Carbon Management Canada
Sept. 12, 2023
International collaboration to transform carbon monitoring
The University of Calgary and Carbon Management Canada (CMC) have joined forces to help ensure the carbon captured in sequestration projects remains safely stored underground.
To make sure emissions are not escaping back into the atmosphere, governments, companies and regulators demand robust measurement, monitoring and verification solutions. Unfortunately, traditional seismic technologies have cost and data limitations. This leaves a critical gap in the ability to ensure long-lasting carbon sequestration.
With $1.1 million in funding from Emissions Reduction Alberta (ERA) and participation from the SINTEF-Norway Group and Lawrence Berkeley National Labs, the initiative focuses on developing affordable and innovative monitoring technologies to accurately map carbon dioxide (CO2) storage beneath the subsurface.

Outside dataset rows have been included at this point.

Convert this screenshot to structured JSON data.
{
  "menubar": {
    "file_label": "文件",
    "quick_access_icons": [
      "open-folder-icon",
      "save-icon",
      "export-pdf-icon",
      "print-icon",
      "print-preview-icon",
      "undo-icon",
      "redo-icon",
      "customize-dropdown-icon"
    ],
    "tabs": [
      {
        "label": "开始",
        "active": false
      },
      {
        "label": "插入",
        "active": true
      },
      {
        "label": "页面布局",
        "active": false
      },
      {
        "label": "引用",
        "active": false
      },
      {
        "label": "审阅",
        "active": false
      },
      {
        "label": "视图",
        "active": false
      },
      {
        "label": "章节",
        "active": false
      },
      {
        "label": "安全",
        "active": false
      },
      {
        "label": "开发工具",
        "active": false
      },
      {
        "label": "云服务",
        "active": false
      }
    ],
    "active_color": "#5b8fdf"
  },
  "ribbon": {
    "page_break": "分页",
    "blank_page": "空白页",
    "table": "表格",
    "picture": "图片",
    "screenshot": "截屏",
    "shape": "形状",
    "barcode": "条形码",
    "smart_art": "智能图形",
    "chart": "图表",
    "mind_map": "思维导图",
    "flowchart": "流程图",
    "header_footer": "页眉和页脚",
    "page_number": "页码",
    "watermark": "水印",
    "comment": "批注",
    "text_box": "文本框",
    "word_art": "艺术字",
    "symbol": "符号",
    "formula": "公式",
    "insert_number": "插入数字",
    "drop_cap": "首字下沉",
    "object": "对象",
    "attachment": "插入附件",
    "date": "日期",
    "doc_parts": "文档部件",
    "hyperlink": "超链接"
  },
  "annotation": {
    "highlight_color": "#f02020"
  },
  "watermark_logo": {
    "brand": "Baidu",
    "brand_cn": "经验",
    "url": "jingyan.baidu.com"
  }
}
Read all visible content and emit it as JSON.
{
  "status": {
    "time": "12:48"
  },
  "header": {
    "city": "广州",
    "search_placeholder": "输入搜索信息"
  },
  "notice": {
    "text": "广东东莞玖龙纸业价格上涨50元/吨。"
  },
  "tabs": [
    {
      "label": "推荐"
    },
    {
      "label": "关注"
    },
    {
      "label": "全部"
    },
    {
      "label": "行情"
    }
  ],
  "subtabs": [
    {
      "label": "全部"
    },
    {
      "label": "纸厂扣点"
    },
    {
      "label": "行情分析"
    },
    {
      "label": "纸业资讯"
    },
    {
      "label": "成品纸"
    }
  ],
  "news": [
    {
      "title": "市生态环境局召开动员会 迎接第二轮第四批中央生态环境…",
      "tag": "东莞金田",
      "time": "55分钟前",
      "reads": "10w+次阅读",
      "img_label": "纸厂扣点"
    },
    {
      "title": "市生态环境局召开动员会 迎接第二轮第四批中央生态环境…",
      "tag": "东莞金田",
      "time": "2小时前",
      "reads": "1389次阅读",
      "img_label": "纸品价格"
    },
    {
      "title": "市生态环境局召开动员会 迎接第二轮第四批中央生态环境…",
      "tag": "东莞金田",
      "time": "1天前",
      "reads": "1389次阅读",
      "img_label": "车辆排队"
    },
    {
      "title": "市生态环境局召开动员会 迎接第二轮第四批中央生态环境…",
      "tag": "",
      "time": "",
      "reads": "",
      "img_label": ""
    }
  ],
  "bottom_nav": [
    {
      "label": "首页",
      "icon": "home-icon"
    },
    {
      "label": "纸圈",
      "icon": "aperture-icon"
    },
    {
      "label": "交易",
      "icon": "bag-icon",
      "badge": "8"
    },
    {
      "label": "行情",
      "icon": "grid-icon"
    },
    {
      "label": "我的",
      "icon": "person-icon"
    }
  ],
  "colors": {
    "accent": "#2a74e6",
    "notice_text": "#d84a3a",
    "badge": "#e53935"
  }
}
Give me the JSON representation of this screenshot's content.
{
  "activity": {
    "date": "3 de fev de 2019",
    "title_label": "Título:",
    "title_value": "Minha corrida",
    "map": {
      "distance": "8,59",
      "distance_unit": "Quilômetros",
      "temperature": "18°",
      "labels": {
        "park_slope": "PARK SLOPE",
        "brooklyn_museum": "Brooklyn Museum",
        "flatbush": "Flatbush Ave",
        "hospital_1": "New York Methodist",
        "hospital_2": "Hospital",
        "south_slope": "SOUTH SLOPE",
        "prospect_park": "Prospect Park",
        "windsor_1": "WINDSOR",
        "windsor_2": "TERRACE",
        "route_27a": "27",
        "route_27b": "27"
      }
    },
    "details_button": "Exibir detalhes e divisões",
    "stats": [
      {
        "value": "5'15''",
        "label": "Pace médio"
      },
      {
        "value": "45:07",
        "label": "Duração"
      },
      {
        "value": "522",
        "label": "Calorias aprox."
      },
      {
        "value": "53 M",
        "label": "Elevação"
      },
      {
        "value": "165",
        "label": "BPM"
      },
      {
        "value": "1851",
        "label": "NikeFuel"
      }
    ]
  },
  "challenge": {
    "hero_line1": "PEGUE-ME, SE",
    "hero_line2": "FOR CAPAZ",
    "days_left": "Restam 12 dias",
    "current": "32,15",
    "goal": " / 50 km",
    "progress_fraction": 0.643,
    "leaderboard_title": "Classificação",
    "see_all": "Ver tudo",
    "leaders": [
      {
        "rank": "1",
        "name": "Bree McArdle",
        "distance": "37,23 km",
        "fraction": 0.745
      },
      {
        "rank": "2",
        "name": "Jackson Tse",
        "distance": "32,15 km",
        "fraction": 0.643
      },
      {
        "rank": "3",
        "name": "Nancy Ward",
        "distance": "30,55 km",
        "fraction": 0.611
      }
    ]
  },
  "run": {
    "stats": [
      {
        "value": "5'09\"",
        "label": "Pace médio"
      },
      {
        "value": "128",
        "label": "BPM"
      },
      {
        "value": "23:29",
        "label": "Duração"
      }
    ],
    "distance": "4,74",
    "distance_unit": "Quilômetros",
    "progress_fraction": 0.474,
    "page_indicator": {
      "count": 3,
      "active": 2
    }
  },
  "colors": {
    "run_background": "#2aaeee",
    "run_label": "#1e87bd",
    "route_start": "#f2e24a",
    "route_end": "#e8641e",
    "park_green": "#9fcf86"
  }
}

“This project is a poster child for the energy evolution," says Dr. Kristopher Innanen, PhD, Director of Consortium for Research in Elastic Wave Exploration Seismology and principal investigator, UCalgary. "We’re taking areas of existing geoscience expertise and applying them to a major gap in carbon capture, usage and storage [CCUS] — the monitoring to confirm effective sequestration. If we can successfully solve this, many more sequestration projects will be able to go ahead with the trust of regulators and the public.”
The project will create long-term solutions for safe and secure CO2 storage by using strategically positioned sensors to collect data like seismic activity, electromagnetic fields, gravity shifts and surface changes. These sensors will provide companies with the tools to demonstrate to regulatory bodies that their carbon-capture initiatives are operating seamlessly and securely containing CO2 within geological reservoirs.
“This project represents a paradigm shift in how we can monitor the geological storage of CO2 at a large scale in a cost-effective manner, while assuring containment and conformance of the CO2 plume,” says Dr. Don Lawton, PhD, director of science with CMC and UCalgary geophysics professor emeritus.
At its core, this initiative is designed to leverage Norway, Alberta and the U.S. to foster global collaboration. By integrating diverse technologies, practices and expertise, the initiative aims to accelerate CCUS technologies on an international scale to offer a range of solutions that guarantee the safety and security of stored CO2.
Funding from Emissions Reduction Alberta (ERA) is sourced from Alberta’s industry funded Technology Innovation and Emissions Reduction fund.